The problem with all of this is that society cannot long remain functional once its members (both male and female) reject their traditional obligations to one another. The foreseeable social consequences of such a radical break in human self-understanding sound all too familiar today:
- an increase in divorce and abortion rates
- an increase in the number of children born out-of-wedlock or raised in single-parent households
- an increasing, culturally-pervasive materialism that attempts to fill relational voids with physical possessions
- an increase in interpersonal egocentrism that sees other people as mere tools to be used for one’s own gratification
- a decreasing amount of mutual respect among relationships (particularly inter-gender relationships) of all forms
If these indications of social disintegration sound familiar to the modern ear, it is because of the enormous extent to which modern American society (with considerable help from the welfare state) has successfully stripped modern men of those relationships- as husbands, fathers , brothers, etc.- that historically have given male life meaning. Mary Elizabeth Williams of Salon references as much when she writes that “women are still living in a world where we, unlike our male counterparts, are defined by our relationships to others.”

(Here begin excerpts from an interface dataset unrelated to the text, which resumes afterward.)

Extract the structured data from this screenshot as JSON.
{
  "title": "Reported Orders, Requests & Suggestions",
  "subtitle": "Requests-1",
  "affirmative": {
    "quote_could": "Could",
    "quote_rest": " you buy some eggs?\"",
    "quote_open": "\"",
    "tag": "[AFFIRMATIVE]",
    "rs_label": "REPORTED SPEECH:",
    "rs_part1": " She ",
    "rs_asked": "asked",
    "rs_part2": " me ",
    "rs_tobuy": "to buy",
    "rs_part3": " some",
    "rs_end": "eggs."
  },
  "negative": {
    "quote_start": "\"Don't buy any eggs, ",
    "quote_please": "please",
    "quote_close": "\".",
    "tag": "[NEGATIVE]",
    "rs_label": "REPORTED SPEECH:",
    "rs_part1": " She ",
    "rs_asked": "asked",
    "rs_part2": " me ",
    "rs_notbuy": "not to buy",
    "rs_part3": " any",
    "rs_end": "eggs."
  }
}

From a relational and familial standpoint, American society today seems to be on the verge of going completely off the rails, if it hasn’t already. To the extent that proponents of gender-equality are troubled by the perceived increase in destructive behavior patterns among American males (especially in regard to their relationships with women), they recognize this problem. To then present women in an individualistic manner- particularly to the exclusion of the relational components of human nature- is not only to deprive each female life of a significant source of meaning, but to exacerbate their own social disintegration.